A city manager form of government relies on a strong administrator to implement city council policy. Among other duties, the manager needs to be the final authority on hirings and firings of the city staff to avoid potential patronage attempts by the city's elected leaders.
Politics, not patronage, is the root of a problem in New Port Richey, where an archaic rule allowed a citizens panel to usurp City Manager Gerald Seeber's authority.
The city's civil service board, hearing an appeal for the first time in 14 years, recently reversed the firing of a public works employee who had been arrested and accused of possessing a controlled substance. The worker later acknowledged during his appeal hearing that he smoked marijuana on his lunch break.
The issue is not the severity of the punishment, but rather the policy implementing it. The city's drug-free workplace program prohibits possession or use of illegal substances on the job. Violators are subject to immediate dismissal.
Turns out, it doesn't matter. Under the current city code, the civil service board's ruling is final. That system needs to change. An appointed board with no accountability should not be allowed to supersede the city manager, who answers to the City Council.
The employee's appeal is being played out with the city's campaign season as the backdrop. The civil service board is chaired by Robert Moore, a candidate for City Council in the April 10 election. Moore is critical of Seeber's management and said he will consider the idea of disbanding the city manager form of government if he is elected. It is an ill-conceived idea and one that shouldn't be advanced through the civil service board.

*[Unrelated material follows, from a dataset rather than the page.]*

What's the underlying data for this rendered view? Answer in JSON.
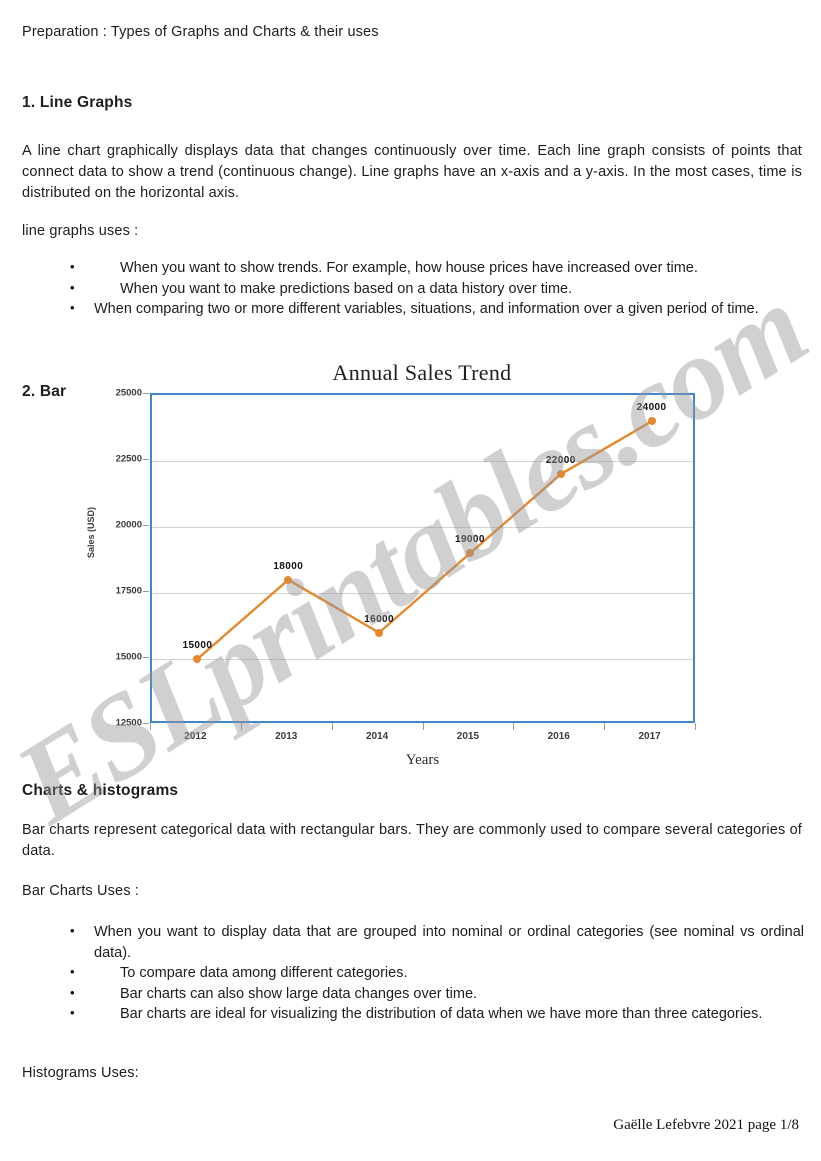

A citizens group that endorsed Moore suggests the civil service board is vital to protect city employees. Hardly. City managers in Dade City and Zephyrhills, for instance, are the final authority on employee discipline in those cities. New Port Richey needs a similar policy, and the City Council is scheduled to consider one tonight.
Under a new proposal, the council would disband the civil service board and allow the city manager to assume responsibility for employee discipline. Options include allowing department heads to hand out punishment with appeals to the city manager and a third-party arbitrator; or allowing a citizens committee to hear the appeal and make a recommendation to the city manager who would retain final authority. Either is preferable to the current format.
Critics are wrong to portray the plan as a power play by the city administration. More accurately, it is an attempt to rewrite an inappropriate policy that allows board members to act with neither consequences to themselves nor regard for long-term ramifications to the city.